ISBN: 0-385-33667-5

Page Count: 394

Publisher: Delacorte

Review Posted Online: June 24, 2010

Kirkus Reviews Issue: March 15, 2004

Did you like this book?

No Comments Yet

A strongly felt, if not terribly gripping, sendoff for a Turow favorite nearly 35 years after his appearance in Presumed...

Our Verdict

  • Our Verdict
  • GET IT

  • New York Times Bestseller

  • IndieBound Bestseller

THE LAST TRIAL

Trying his final case at 85, celebrated criminal defense lawyer Sandy Stern defends a Nobel-winning doctor and longtime friend whose cancer wonder drug saved Stern's life but subsequently led to the deaths of others.

Federal prosecutors are charging the eminent doctor, Kiril Pafko, with murder, fraud, and insider trading. An Argentine émigré like Stern, Pafko is no angel. His counselor is certain he sold stock in the company that produced the drug, g-Livia, before users' deaths were reported. The 78-year-old Nobelist is a serial adulterer whose former and current lovers have strong ties to the case. Working for one final time alongside his daughter and proficient legal partner, Marta, who has announced she will close the firm and retire along with her father following the case, Stern must deal not only with "senior moments" before Chief Judge Sonya "Sonny" Klonsky, but also his physical frailty. While taking a deep dive into the ups and downs of a complicated big-time trial, Turow (Testimony, 2017, etc.) crafts a love letter to his profession through his elegiac appreciation of Stern, who has appeared in all his Kindle County novels. The grandly mannered attorney (his favorite response is "Just so") has dedicated himself to the law at great personal cost. But had he not spent so much of his life inside courtrooms, "He never would have known himself." With its bland prosecutors, frequent focus on technical details like "double-blind clinical trials," and lack of real surprises, the novel likely will disappoint some fans of legal thrillers. But this smoothly efficient book gains timely depth through its discussion of thorny moral issues raised by a drug that can extend a cancer sufferer's life expectancy at the risk of suddenly ending it.

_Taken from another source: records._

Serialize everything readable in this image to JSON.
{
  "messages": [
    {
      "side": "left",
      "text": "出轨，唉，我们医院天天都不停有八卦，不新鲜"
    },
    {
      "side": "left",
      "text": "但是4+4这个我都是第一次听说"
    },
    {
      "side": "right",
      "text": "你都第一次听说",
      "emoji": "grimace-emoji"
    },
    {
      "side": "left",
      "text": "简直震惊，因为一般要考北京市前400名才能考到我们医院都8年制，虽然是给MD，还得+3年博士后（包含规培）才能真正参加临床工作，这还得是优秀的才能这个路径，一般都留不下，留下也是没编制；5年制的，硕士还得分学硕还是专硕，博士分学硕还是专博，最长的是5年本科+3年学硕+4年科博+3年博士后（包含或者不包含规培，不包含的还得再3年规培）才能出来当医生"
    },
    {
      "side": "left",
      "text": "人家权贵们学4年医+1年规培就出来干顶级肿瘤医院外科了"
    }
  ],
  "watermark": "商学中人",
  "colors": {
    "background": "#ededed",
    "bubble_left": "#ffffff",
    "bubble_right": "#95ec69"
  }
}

A strongly felt, if not terribly gripping, sendoff for a Turow favorite nearly 35 years after his appearance in Presumed Innocent.

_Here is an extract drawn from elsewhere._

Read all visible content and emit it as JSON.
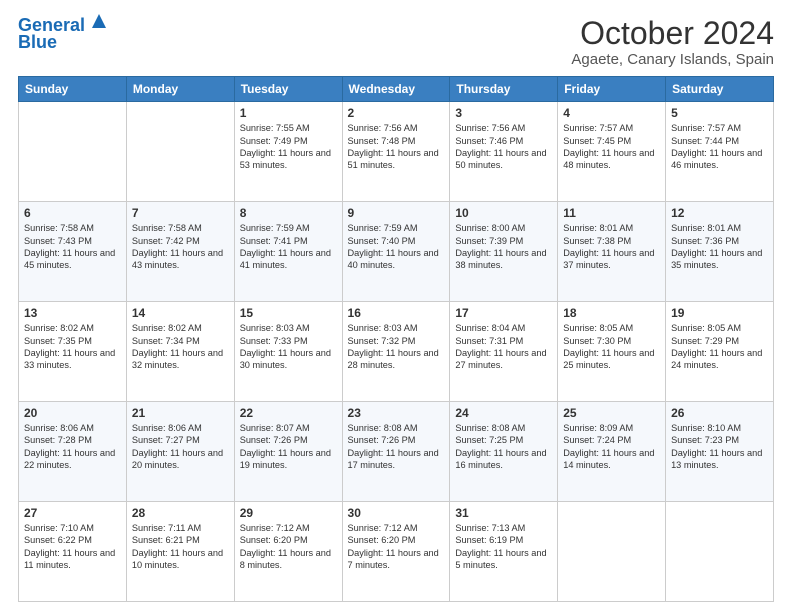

Pub Date: May 12, 2020

ISBN: 978-1-5387-4813-8

Page Count: 448

Publisher: Grand Central Publishing

Review Posted Online: Feb. 10, 2020

Kirkus Reviews Issue: March 1, 2020

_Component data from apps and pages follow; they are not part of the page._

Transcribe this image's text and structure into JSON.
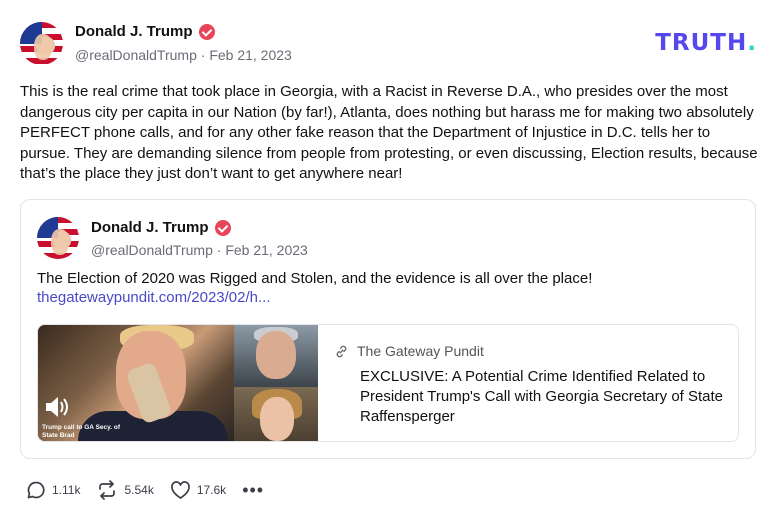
{
  "post": {
    "author_name": "Donald J. Trump",
    "handle": "@realDonaldTrump",
    "separator": "·",
    "date": "Feb 21, 2023",
    "text": "This is the real crime that took place in Georgia, with a Racist in Reverse D.A., who presides over the most dangerous city per capita in our Nation (by far!), Atlanta, does nothing but harass me for making two absolutely PERFECT phone calls, and for any other fake reason that the Department of Injustice in D.C. tells her to pursue. They are demanding silence from people from protesting, or even discussing, Election results, because that’s the place they just don’t want to get anywhere near!"
  },
  "logo": {
    "text": "TRUTH",
    "dot": ".",
    "color": "#5448ee",
    "dot_color": "#2ad6c4"
  },
  "quoted": {
    "author_name": "Donald J. Trump",
    "handle": "@realDonaldTrump",
    "separator": "·",
    "date": "Feb 21, 2023",
    "text": "The Election of 2020 was Rigged and Stolen, and the evidence is all over the place!",
    "link": "thegatewaypundit.com/2023/02/h...",
    "card": {
      "site": "The Gateway Pundit",
      "title": "EXCLUSIVE: A Potential Crime Identified Related to President Trump's Call with Georgia Secretary of State Raffensperger",
      "image_caption": "Trump call to GA Secy. of State Brad"
    }
  },
  "actions": {
    "replies": "1.11k",
    "reposts": "5.54k",
    "likes": "17.6k",
    "more": "•••"
  },
  "colors": {
    "verified": "#e8445a",
    "link": "#4a49c8",
    "muted": "#6b6b76"
  },
  "icons": [
    "verified-badge-icon",
    "link-icon",
    "reply-icon",
    "repost-icon",
    "like-icon",
    "more-icon",
    "speaker-icon"
  ]
}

Did you like this book?

Amateurish, with a twist savvy readers will see coming from a mile away.

THE SILENT PATIENT

A woman accused of shooting her husband six times in the face refuses to speak.

"Alicia Berenson was thirty-three years old when she killed her husband. They had been married for seven years. They were both artists—Alicia was a painter, and Gabriel was a well-known fashion photographer." Michaelides' debut is narrated in the voice of psychotherapist Theo Faber, who applies for a job at the institution where Alicia is incarcerated because he's fascinated with her case and believes he will be able to get her to talk. The narration of the increasingly unrealistic events that follow is interwoven with excerpts from Alicia's diary. Ah, yes, the old interwoven diary trick. When you read Alicia's diary you'll conclude the woman could well have been a novelist instead of a painter because it contains page after page of detailed dialogue, scenes, and conversations quite unlike those in any journal you've ever seen. " 'What's the matter?' 'I can't talk about it on the phone, I need to see you.' 'It's just—I'm not sure I can make it up to Cambridge at the minute.' 'I'll come to you. This afternoon. Okay?' Something in Paul's voice made me agree without thinking about it. He sounded desperate. 'Okay. Are you sure you can't tell me about it now?' 'I'll see you later.' Paul hung up." Wouldn't all this appear in a diary as "Paul wouldn't tell me what was wrong"? An even more improbable entry is the one that pins the tail on the killer. While much of the book is clumsy, contrived, and silly, it is while reading passages of the diary that one may actually find oneself laughing out loud.

Amateurish, with a twist savvy readers will see coming from a mile away.

Pub Date: Feb. 5, 2019

ISBN: 978-1-250-30169-7

Page Count: 304

Publisher: Celadon Books

Review Posted Online: Nov. 4, 2018

Kirkus Reviews Issue: Nov. 15, 2018

Did you like this book?

more